Unified Command Continues Response to Oil Spill Off the Coast of Orange County, California

Oil spill off Newport Beach, Calif.
An aerial view of the massive oil spill off Newport Beach, Calif. Photo by Petty Officer 1st Class Richard Brahm, U.S. Coast Guard District 11 PADET Los Angeles.

A Unified Command established to respond to a massive oil spill off the coast of California is continuing its work, with commercial divers contracted to identify the source of an oil pipeline leak that has caused at least 126,000 gallons of oil to spill into the Pacific Ocean off the coast of Orange County.

The spill disaster has prompted closure of area fisheries, closed major surfing teaches and left numerous fish and birds coated in oil.

California Gov. Gavin Newsom has declared a state of emergency for Orange County.

The California Department of Fish and Wildlife has closed fishing for finfish and shellfish from Huntington Beach to two miles north of San Clemente Municipal Pier, including shorelines and offshore areas, bays and harbors and to eight miles offshore.

Updates to fisheries closures are being posted online at https://socalspillresponse.com/fisheries-closure/

Diver reports released by the U.S. Coast Guard and California Fish and Wildlife on Tuesday, Oct. 6, show that a 4,000-foot section of the 17.7-mile-long pipeline was displaced with a maximum lateral movement of some 105 feet and had a 13-inch spit, running parallel to the pipe. Overflights and shore-based responders are continuing to monitor at the ocean and shore for oil impact.

Various news reports identified the pipeline involved as being connected to an offshore platform called Elly, operated by Beta Offshore.

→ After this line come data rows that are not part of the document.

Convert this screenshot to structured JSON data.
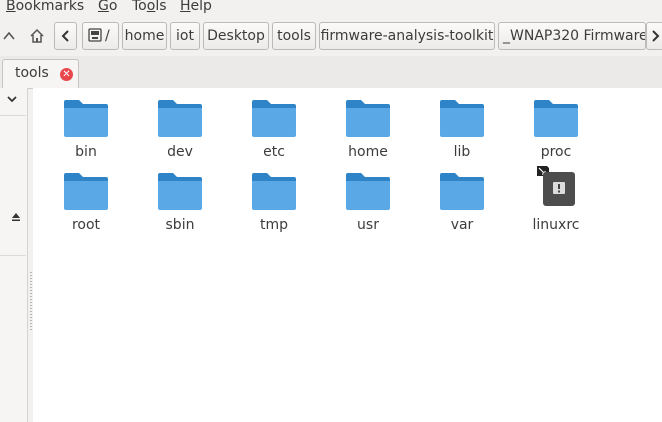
{
  "menubar": {
    "items": [
      {
        "label": "Bookmarks",
        "u": "B",
        "rest": "ookmarks"
      },
      {
        "label": "Go",
        "u": "G",
        "rest": "o"
      },
      {
        "label": "Tools",
        "pre": "To",
        "u": "o",
        "rest": "ls"
      },
      {
        "label": "Help",
        "u": "H",
        "rest": "elp"
      }
    ]
  },
  "pathbar": {
    "up_icon": "chevron-up-icon",
    "home_icon": "home-icon",
    "back_icon": "chevron-left-icon",
    "drive_icon": "drive-icon",
    "root_label": "/",
    "crumbs": [
      "home",
      "iot",
      "Desktop",
      "tools",
      "firmware-analysis-toolkit",
      "_WNAP320 Firmware"
    ],
    "forward_icon": "chevron-right-icon"
  },
  "tabs": [
    {
      "label": "tools",
      "close_icon": "close-icon"
    }
  ],
  "sidebar": {
    "collapse_icon": "chevron-down-icon",
    "eject_icon": "eject-icon"
  },
  "files": [
    {
      "name": "bin",
      "type": "folder"
    },
    {
      "name": "dev",
      "type": "folder"
    },
    {
      "name": "etc",
      "type": "folder"
    },
    {
      "name": "home",
      "type": "folder"
    },
    {
      "name": "lib",
      "type": "folder"
    },
    {
      "name": "proc",
      "type": "folder"
    },
    {
      "name": "root",
      "type": "folder"
    },
    {
      "name": "sbin",
      "type": "folder"
    },
    {
      "name": "tmp",
      "type": "folder"
    },
    {
      "name": "usr",
      "type": "folder"
    },
    {
      "name": "var",
      "type": "folder"
    },
    {
      "name": "linuxrc",
      "type": "symlink-executable"
    }
  ],
  "colors": {
    "folder": "#5aa9e6",
    "folder_tab": "#2e84c6",
    "file_icon": "#4d4d4d"
  }
}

The National Response Center, which is staffed 24 hours a day by the Coast Guard, had received a report of an unknown petroleum sheen on Friday, Oct. 1, and NOAA satellite imagery reported a possible oil anomaly.

CDFW’S Office of Spill Prevention responded quickly, but conditions were foggy and the crew returned to shore, according to the Unified Command.

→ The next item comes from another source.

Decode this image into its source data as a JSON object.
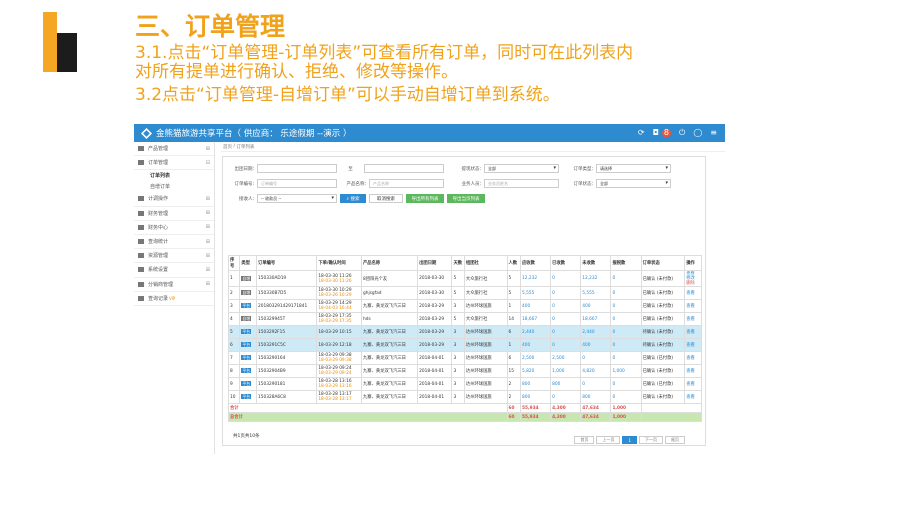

By the early morning of Monday, Oct. 5, 4,788 gallons of crude oil had been recovered and an estimated 15.67 miles of light oiling was reported along the shore of Orange County. Six miles of shoreline had been cleaned and crews were continuing the clean-up effort.

The Unified Command said 11,360 feet of containment boom had been deployed and eight oiled wildlife had been recovered, while dead birds and fish were washing ashore in some areas of the oil slick, which stretched from Huntington Beach to Newport Beach.